Actual role in 2021
2021 stats: 17 games (14 starts): 65 tackles, 7.5 sacks, two forced fumbles, 16 QB hits
PFF grade: 68.3 (26th out of 55 qualifying edge defenders)
- 78.7 pass rush grade (12th)
- 60.7 run defense grade (31st)
It’s safe to say that Harris completely blew expectations out of the water. With both Romeo Okwara and Trey Flowers both missing significant time due to injury, Harris was thrust into a major role in this defense—without much of a supporting cast—and he absolutely thrived. He was not only the team’s best and most efficient defensive lineman, but he was arguably the best defender.
Harris was specifically great towards the end of the season. From Week 10 and beyond, Harris earned a 79.8 PFF grade, which was 10th among all NFL edge defenders. Over that time period, he only produced 3.5 of his 7.5 sacks, but his 26 pressures ranked sixth and his run defense took a massive jump (77.6 grade, fourth-best). In fact, Harris finished the season ranked sixth in ESPN’s run stop win rate among edge defenders.
Outlook for 2022
The Lions re-signed Harris to an economically-sound two-year deal, and there are several reasons to believe he can not only prove 2021 wasn’t a fluke but could play even better in 2022.
To begin with, the Lions are moving to more four-man fronts, which fits exactly what Harris was mostly doing for the Lions anyways. Last year, he took more defensive snaps as a down defensive end (465) than as an outside linebacker (369). So despite the schematic tweak, he doesn’t believe his game will be altered much.
“(There’s) nothing that I specifically need to change,” Harris said this offseason. “It’s just opportunities that are gonna be there that I need to capitalize on.”

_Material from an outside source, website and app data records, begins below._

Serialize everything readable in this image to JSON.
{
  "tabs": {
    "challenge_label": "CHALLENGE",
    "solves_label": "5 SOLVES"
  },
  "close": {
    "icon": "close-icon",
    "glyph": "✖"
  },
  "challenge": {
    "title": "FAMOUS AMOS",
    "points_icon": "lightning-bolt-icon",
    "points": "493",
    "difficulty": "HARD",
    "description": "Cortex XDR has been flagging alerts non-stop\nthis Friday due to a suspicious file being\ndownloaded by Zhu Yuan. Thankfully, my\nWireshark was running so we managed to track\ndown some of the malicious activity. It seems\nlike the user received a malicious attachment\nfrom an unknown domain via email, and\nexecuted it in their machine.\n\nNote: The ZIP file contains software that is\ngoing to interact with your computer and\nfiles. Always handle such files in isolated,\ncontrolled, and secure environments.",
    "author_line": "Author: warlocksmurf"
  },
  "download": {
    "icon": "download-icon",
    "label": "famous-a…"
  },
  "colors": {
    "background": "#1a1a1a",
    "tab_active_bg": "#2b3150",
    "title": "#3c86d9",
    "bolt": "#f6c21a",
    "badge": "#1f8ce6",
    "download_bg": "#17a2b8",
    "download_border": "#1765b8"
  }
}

Additionally, Harris will benefit from an improved Lions defensive front. Last year, Detroit’s defensive line was devastated by injury. With a lack of depth around Harris, offensive lines double-teamed the former first-round pick more than almost any other edge defender in the league. Don’t believe me? Check out this chart.
In addition to being 2nd in the NFL with 18.0 sacks, #Bears LB Robert Quinn is T-7th in pass-rush win rate and above average in double team rate.— Jacob Infante (@jacobinfante24) January 5, 2022
His comeback season has been fantastic to watch. pic.twitter.com/MPAZUYWe4A
You’ll see Charles Harris’ name as the third or fourth most right name, with a double team rate of around 23 percent. Despite that, he still managed to have an above-average pass rush win rate.
This year, teams shouldn’t be able to key in on Harris so frequently. The addition of Aidan Hutchinson alone should lift some of the burden from Harris’ shoulders. Add in Josh Paschal, the eventual return of Romeo Okwara from injury, and the potential Year 2 jump from defensive tackles Alim McNeill and Levi Onwuzurike, and Detroit’s defensive front—on paper—should be much better this year.
To be fair, it’s possible his role decreases a bit with the more crowded room—especially when Romeo returns from injury. Still, given his efficiency in the scheme last year, a more fresh Charles Harris could very well mean a more efficient one.
With the confidence of a successful year, a coaching staff who trusts him and knows how to play to his strengths, and a support system that will draw attention away from him, Harris could very well top his performance from 2021 this upcoming season.